PREMSTEM is funded by the European Union’s Horizon 2020 research and innovation programme under the call for Better Health and care, economic growth and sustainable health systems (H2020-SC1-BHC-2018-2020). Our sister projects are those who were funded in the same call. We’re connected by our joint aim of developing therapies and treatments to tackle different health issues and improve the lives of people living with them. Also included on this page are associated projects not funded by the same call but whose research interests complement ours.
AIDPATH stands for AI powered, Decentralized Production for Advanced Therapies in the Hospital. AIDPATH researchers are developing a system for the production of so-called CAR-T cells for the treatment of cancer. It is capable of integrating patient-related data and biomarkers into the therapy process using artificial intelligence. The CAR-T cells are produced close to the patient, directly in the hospital. This will make it possible in the future to provide patients treatments specifically tailored to their needs much more quickly.
The automated CAR-T cell production consists of heterogeneous machines and devices that are connected via standardised interfaces in a so-called integration framework. All devices are controlled by service-oriented control software, which enables centralised management and monitoring of processes. The control software is supported by an AI-based digital cell twin that defines initial process parameters and an AI process controller that adjusts process parameters during operation.
Coordinator: Fraunhofer IPT (Germany)
AutoCRAT aims to develop novel sustainable cell and cell-derived therapies for osteoarthritis (OA). The project uses human induced pluripotent stem cells (iPSC) to generate articular chondrocytes for cartilage repair and human induced mesenchymal stem cells (iMSC) for the prevention and treatment of established OA.

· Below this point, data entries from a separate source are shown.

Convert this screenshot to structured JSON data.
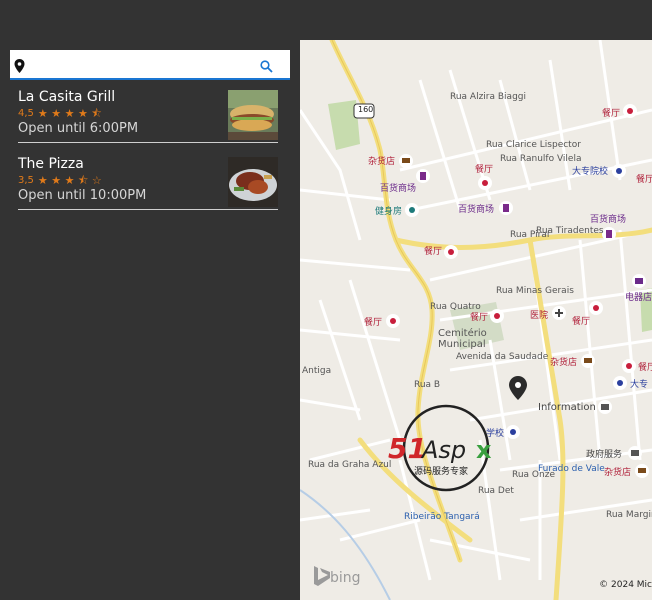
{
  "search": {
    "value": "",
    "placeholder": ""
  },
  "results": [
    {
      "name": "La Casita Grill",
      "rating": "4,5",
      "stars": "★ ★ ★ ★ ⯪",
      "hours": "Open until 6:00PM"
    },
    {
      "name": "The Pizza",
      "rating": "3,5",
      "stars": "★ ★ ★ ⯪ ☆",
      "hours": "Open until 10:00PM"
    }
  ],
  "map": {
    "labels": {
      "rua_alzira_biaggi": "Rua Alzira Biaggi",
      "rua_clarice": "Rua Clarice Lispector",
      "rua_ranulfo": "Rua Ranulfo Vilela",
      "route_160": "160",
      "rua_tiradentes": "Rua Tiradentes",
      "rua_minas": "Rua Minas Gerais",
      "rua_quatro": "Rua Quatro",
      "cemiterio": "Cemitério Municipal",
      "avenida_saudade": "Avenida da Saudade",
      "rua_b": "Rua B",
      "rua_det": "Rua Det",
      "rua_onze": "Rua Onze",
      "furado": "Furado de Vale",
      "ribeirao": "Ribeirão Tangará",
      "rua_graha": "Rua da Graha Azul",
      "antiga": "Antiga",
      "rua_pirai": "Rua Piraí",
      "rua_marg": "Rua Margina",
      "information": "Information"
    },
    "pois": {
      "canting1": "餐厅",
      "canting2": "餐厅",
      "canting3": "餐厅",
      "canting4": "餐厅",
      "canting5": "餐厅",
      "canting6": "餐厅",
      "canting7": "餐厅",
      "canting8": "餐厅",
      "zahuo1": "杂货店",
      "zahuo2": "杂货店",
      "zahuo3": "杂货店",
      "baihuo1": "百货商场",
      "baihuo2": "百货商场",
      "baihuo3": "百货商场",
      "jianshen": "健身房",
      "dazhuan1": "大专院校",
      "dazhuan2": "大专",
      "yiyuan": "医院",
      "dianqi": "电器店",
      "zhengfu": "政府服务",
      "xuexiao": "学校"
    },
    "watermark": {
      "brand": "51Aspx",
      "tagline": "源码服务专家"
    },
    "bing": "bing",
    "copyright": "© 2024 Mic"
  }
}
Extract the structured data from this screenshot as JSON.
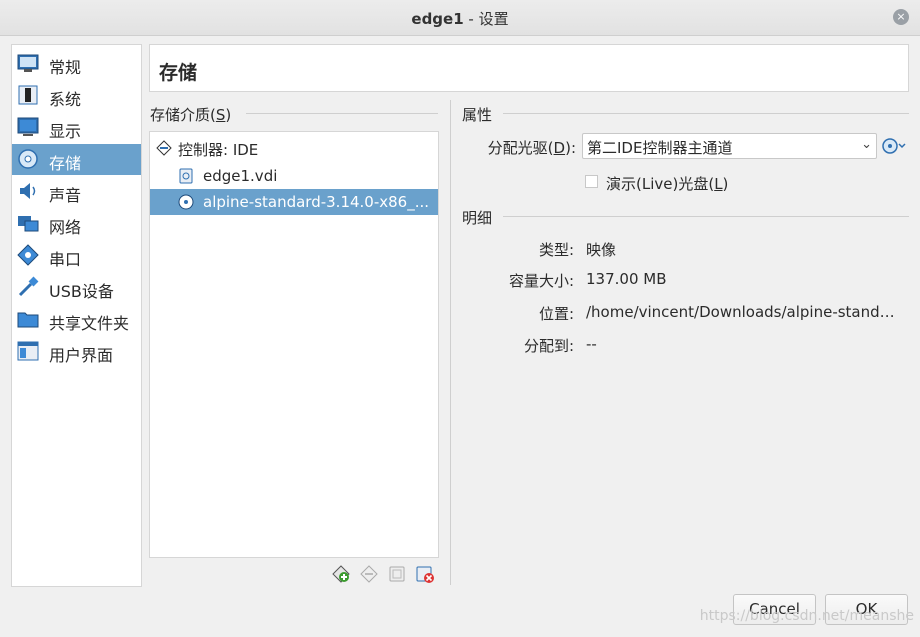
{
  "window": {
    "title_bold": "edge1",
    "title_rest": " - 设置",
    "close_glyph": "×"
  },
  "sidebar": {
    "items": [
      {
        "label": "常规",
        "icon": "general-icon"
      },
      {
        "label": "系统",
        "icon": "system-icon"
      },
      {
        "label": "显示",
        "icon": "display-icon"
      },
      {
        "label": "存储",
        "icon": "storage-icon",
        "active": true
      },
      {
        "label": "声音",
        "icon": "audio-icon"
      },
      {
        "label": "网络",
        "icon": "network-icon"
      },
      {
        "label": "串口",
        "icon": "serial-port-icon"
      },
      {
        "label": "USB设备",
        "icon": "usb-icon"
      },
      {
        "label": "共享文件夹",
        "icon": "shared-folder-icon"
      },
      {
        "label": "用户界面",
        "icon": "user-interface-icon"
      }
    ]
  },
  "header": {
    "title": "存储"
  },
  "storage_devices": {
    "section_title": "存储介质(",
    "section_key": "S",
    "section_end": ")",
    "tree": [
      {
        "label": "控制器: IDE",
        "type": "controller"
      },
      {
        "label": "edge1.vdi",
        "type": "hard-disk"
      },
      {
        "label": "alpine-standard-3.14.0-x86_...",
        "type": "optical-disk",
        "selected": true
      }
    ]
  },
  "attributes": {
    "section_title": "属性",
    "drive_label_pre": "分配光驱(",
    "drive_label_key": "D",
    "drive_label_post": "):",
    "drive_value": "第二IDE控制器主通道",
    "live_cd_pre": "演示(Live)光盘(",
    "live_cd_key": "L",
    "live_cd_post": ")",
    "live_cd_checked": false
  },
  "details": {
    "section_title": "明细",
    "rows": [
      {
        "label": "类型:",
        "value": "映像"
      },
      {
        "label": "容量大小:",
        "value": "137.00 MB"
      },
      {
        "label": "位置:",
        "value": "/home/vincent/Downloads/alpine-stand…"
      },
      {
        "label": "分配到:",
        "value": "--"
      }
    ]
  },
  "buttons": {
    "cancel": "Cancel",
    "ok": "OK"
  },
  "watermark": "https://blog.csdn.net/meanshe",
  "colors": {
    "selection": "#6aa1cc",
    "accent": "#2f7fc1"
  }
}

The project also investigates the potential of the MSC/iMSC secretome as a next-generation therapy and will produce the therapeutics identified developed within the project using cost-effective, robot-enabled processes in a novel manufacturing platform, with at line product testing, to expedite translation to patients. An economic and health benefit analysis will underpin basic research and technological output from the project.
Coordinator: National University of Galway (Ireland)
Healikick aims to deliver next generation bone graft materials for the repair of major critical defects. The team working on the project include academics from the Universities of Glasgow, Strathclyde, Navarra, Max Planck Institute of Colloids and Interfaces, along with industrial partners at Histocell, Bilbao.
The project builds on previous grants from EPSRC, BBSRC, STFC, and the Sir Bobby Charlton Foundation which have developed two novel technologies to stimulate bone formation. HealiOst is a coating technology which uses a bioactive polymer to control fibronectin fibrillogenesis and present growth factors efficiently at low doses. Nanokicking is a method of stimulating stem cells to undergo osteogenesis using nano-amplitude vibration. Healikick combines these technologies as modular bone graft materials to help tackle the significant clinical challenges often faced in orthopaedic and reconstructive surgery.
Coordinator: University of Glasgow (UK)
OrganTrans proposes a disruptive alternative to donor organs for patients with chronic or end-stage liver diseases who have still to isolate autologous liver stem cells. Driven by a need of leading European transplant centres, OrganTrans is tackling current obstacles for liver regenerative medicine by combining advanced know-how in cell biology, biomaterials, bioengineering, automation, standardisation and clinical translation.
OrganTrans is developing a liver tissue printing platform that will be shortly deployed under the ‘compassionate use exemption’ by three leading European transplant centres. OrganTrans will not only deliver an ATMP, but also platform technologies that can be scaled to other organ systems, as organoid technology is one of the largest parts of regenerative medicine. The project covers the entire value chain (from cell source, tissue engineering, bioprinting, post-processing to testing) allowing for early adoption of its results (product and process) in clinical practice. The platform will first be scaled to Europe and then to the rest of the world.
Coordinator: CSEM (Switzerland)
SBR (Smart Bone Regeneration) aims to improve treatment options for patients with large bone defects. By combining a smart implant with innovative tissue-engineering methods, the researchers are working on a minimally invasive technique designed to complement existing clinical practices. Currently available methods are either using bone originating from the patient (autograft) or donated/synthetic bone (allograft). While autografts offer ideal compatibility, they are often not suitable for large bone defects and allografts suffer from potential rejection by the patient’s immune system.
The SBR solution will contain 3D-printed polymer parts enriched with electrospun fibres that can be customised according to the individual patient’s physiology, pathology and gender. The framework design will ensure easy placement and include adjustable sensors for post-operative monitoring. The smart implant will provide vital information of implant performance in terms of bone growth and infection/inflammation.
Within the project lifetime, the in-vivo proof of concept of the SBR solution will be tested in preclinical studies. In the long-term, the innovation has the potential to be used in isolation during fracture fixation and become a platform technology for bone conditions at different anatomical sites, including the jaw, spine and pelvis.
Coordinator: University of Patras (Greece)